The HP and clot forming ability of TP significantly declined with storage.

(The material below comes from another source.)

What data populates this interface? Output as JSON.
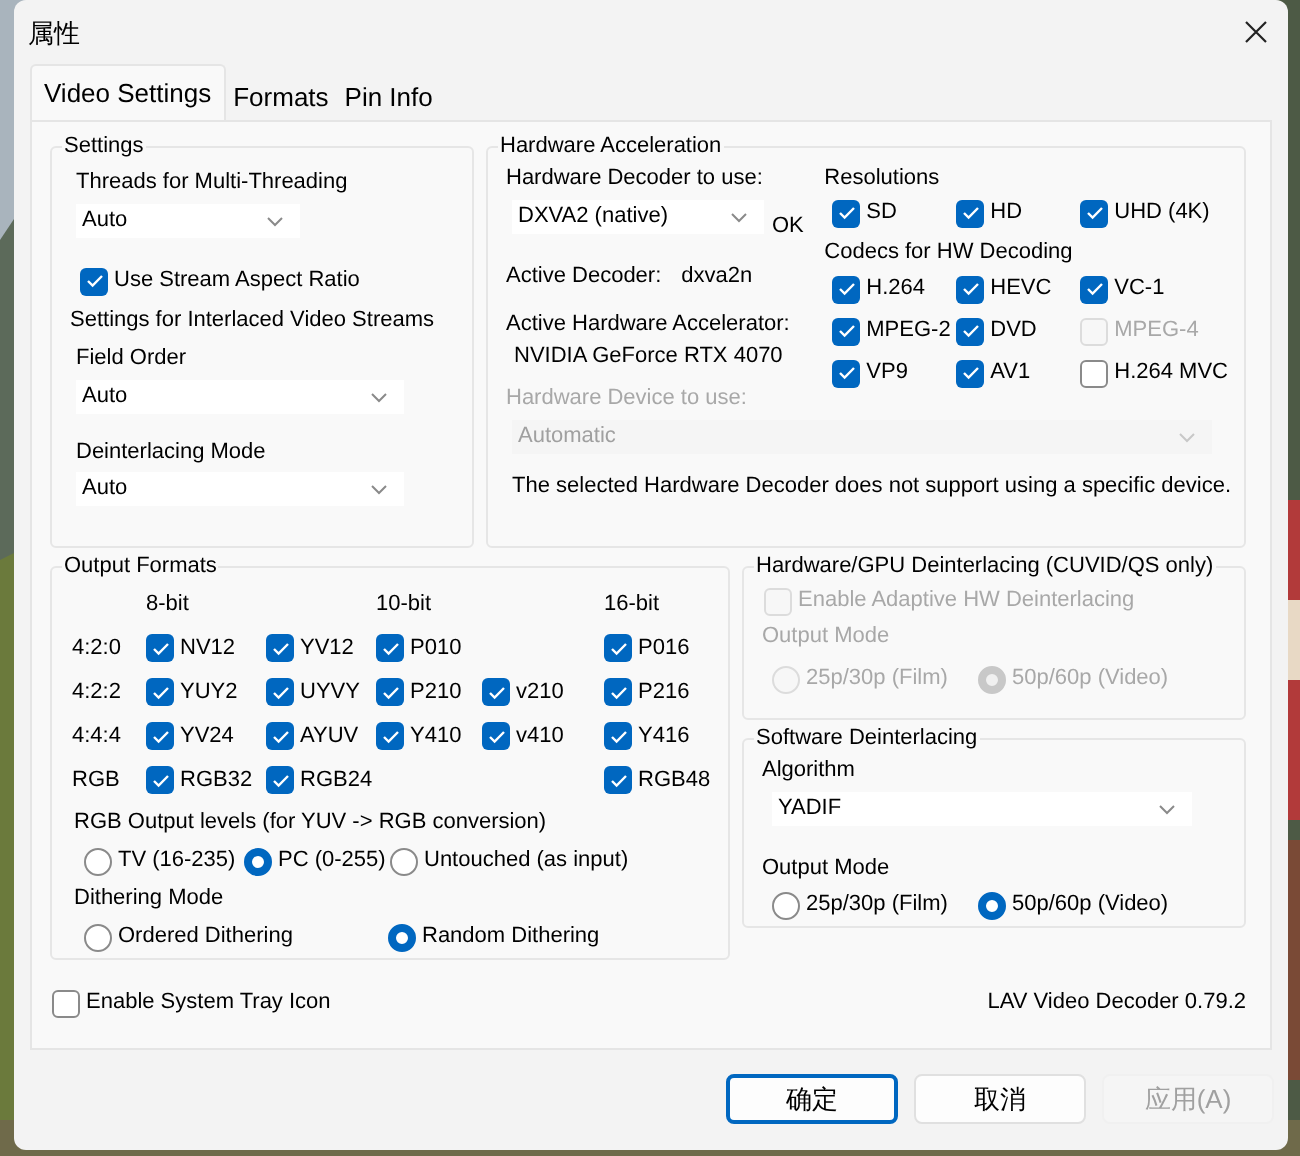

Hence, freshly TP may have a greater ability to restore hemostasis and correct coagulopathy compared with FFP-5. The clinical consequences for transfused patients deserve further exploration.
From the Department of Surgery and Center for Translational Injury Research (N.M., V.K., Y.-W.W.W., C.E.W., W.W., P.L., R.K., T.K., J.B.H.), University of Texas Health Science Center-Houston, Houston, Texas; and Gulf Coast Regional Blood Center (E.H.), Houston, Texas.
Submitted for publication September 26, 2010.
Accepted for publication November 19, 2010.
Supported by the US Department of Defense via a grant W81XWH-08-C-0712, titled PROMMTT (Prospective, Observational, Multi-center Massive Transfusion sTudy), and by the P50 GM38529 grant to Department of Surgery at the University of Texas Health Science Center-Houston from the National Institutes of Health.
Presented in parts as posters at the Shock Society meetings in San Antonio, TX, June 6–9, 2009, and Portland, OR, June 12–15, 2010.
Presented at the 69th Annual Meeting of the American Association for the Surgery of Trauma, September 22–25, 2010, Boston, Massachusetts.
Address for reprints: Nena Matijevic, PharmD, PhD, University of Texas Health Science Center-Houston, 6431 Fannin, MSB 5.240, Houston, TX 77030; email: firstname.lastname@example.org.